» **Input**:
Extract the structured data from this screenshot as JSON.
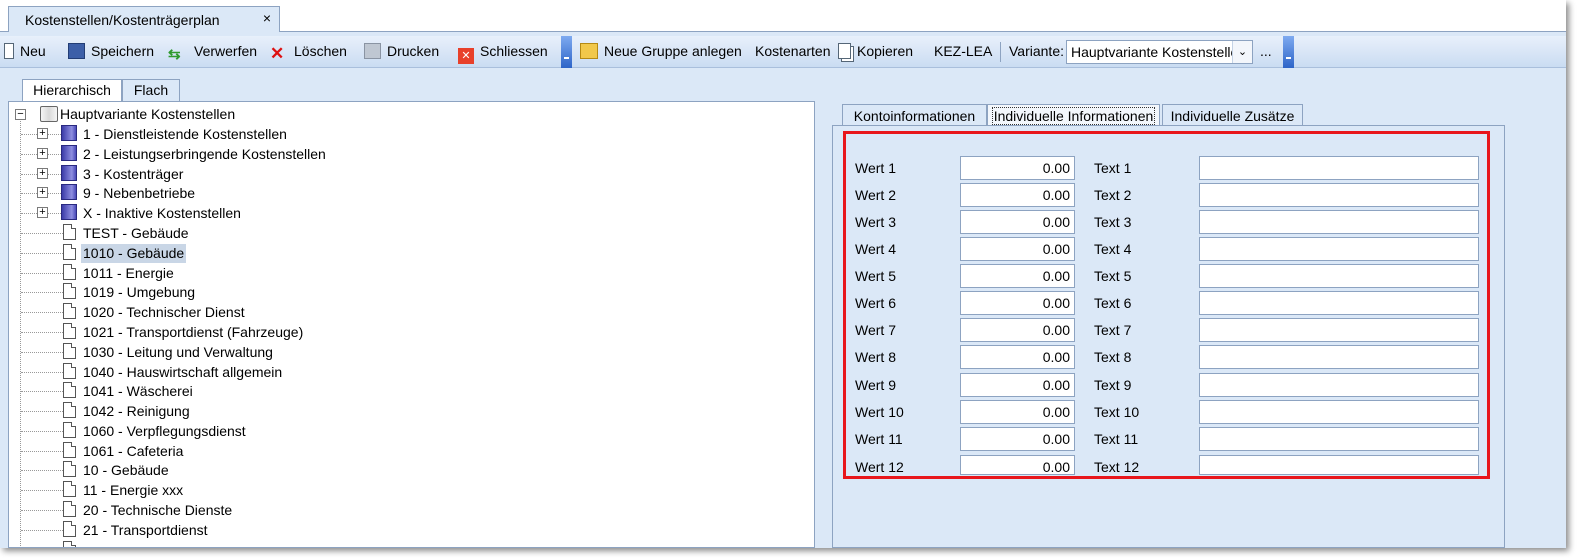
{
  "document_tab": {
    "title": "Kostenstellen/Kostenträgerplan",
    "close": "×"
  },
  "toolbar": {
    "neu": "Neu",
    "speichern": "Speichern",
    "verwerfen": "Verwerfen",
    "loeschen": "Löschen",
    "drucken": "Drucken",
    "schliessen": "Schliessen",
    "neue_gruppe": "Neue Gruppe anlegen",
    "kostenarten": "Kostenarten",
    "kopieren": "Kopieren",
    "kez_lea": "KEZ-LEA",
    "variante_label": "Variante:",
    "variante_value": "Hauptvariante Kostenstelle",
    "more": "..."
  },
  "view_tabs": {
    "hierarchisch": "Hierarchisch",
    "flach": "Flach"
  },
  "tree": {
    "root": "Hauptvariante Kostenstellen",
    "groups": [
      "1 - Dienstleistende Kostenstellen",
      "2 - Leistungserbringende Kostenstellen",
      "3 - Kostenträger",
      "9 - Nebenbetriebe",
      "X - Inaktive Kostenstellen"
    ],
    "items": [
      "TEST - Gebäude",
      "1010 - Gebäude",
      "1011 - Energie",
      "1019 - Umgebung",
      "1020 - Technischer Dienst",
      "1021 - Transportdienst (Fahrzeuge)",
      "1030 - Leitung und Verwaltung",
      "1040 - Hauswirtschaft allgemein",
      "1041 - Wäscherei",
      "1042 - Reinigung",
      "1060 - Verpflegungsdienst",
      "1061 - Cafeteria",
      "10 - Gebäude",
      "11 - Energie xxx",
      "20 - Technische Dienste",
      "21 - Transportdienst"
    ],
    "selected_item": "1010 - Gebäude"
  },
  "detail_tabs": {
    "kontoinformationen": "Kontoinformationen",
    "individuelle_informationen": "Individuelle Informationen",
    "individuelle_zusaetze": "Individuelle Zusätze",
    "active": "Individuelle Informationen"
  },
  "fields": [
    {
      "wert_label": "Wert 1",
      "wert_value": "0.00",
      "text_label": "Text 1",
      "text_value": ""
    },
    {
      "wert_label": "Wert 2",
      "wert_value": "0.00",
      "text_label": "Text 2",
      "text_value": ""
    },
    {
      "wert_label": "Wert 3",
      "wert_value": "0.00",
      "text_label": "Text 3",
      "text_value": ""
    },
    {
      "wert_label": "Wert 4",
      "wert_value": "0.00",
      "text_label": "Text 4",
      "text_value": ""
    },
    {
      "wert_label": "Wert 5",
      "wert_value": "0.00",
      "text_label": "Text 5",
      "text_value": ""
    },
    {
      "wert_label": "Wert 6",
      "wert_value": "0.00",
      "text_label": "Text 6",
      "text_value": ""
    },
    {
      "wert_label": "Wert 7",
      "wert_value": "0.00",
      "text_label": "Text 7",
      "text_value": ""
    },
    {
      "wert_label": "Wert 8",
      "wert_value": "0.00",
      "text_label": "Text 8",
      "text_value": ""
    },
    {
      "wert_label": "Wert 9",
      "wert_value": "0.00",
      "text_label": "Text 9",
      "text_value": ""
    },
    {
      "wert_label": "Wert 10",
      "wert_value": "0.00",
      "text_label": "Text 10",
      "text_value": ""
    },
    {
      "wert_label": "Wert 11",
      "wert_value": "0.00",
      "text_label": "Text 11",
      "text_value": ""
    },
    {
      "wert_label": "Wert 12",
      "wert_value": "0.00",
      "text_label": "Text 12",
      "text_value": ""
    }
  ],
  "colors": {
    "panel_bg": "#dbe8f7",
    "border": "#8da3c1",
    "highlight": "#e8161c",
    "selection": "#c9d6e6"
  },
  "icons": {
    "neu": "new-document-icon",
    "speichern": "save-icon",
    "verwerfen": "discard-icon",
    "loeschen": "delete-x-icon",
    "drucken": "print-icon",
    "schliessen": "close-icon",
    "neue_gruppe": "new-folder-icon",
    "kopieren": "copy-icon"
  }
}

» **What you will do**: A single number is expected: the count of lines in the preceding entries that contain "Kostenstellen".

» **Task solution**: 5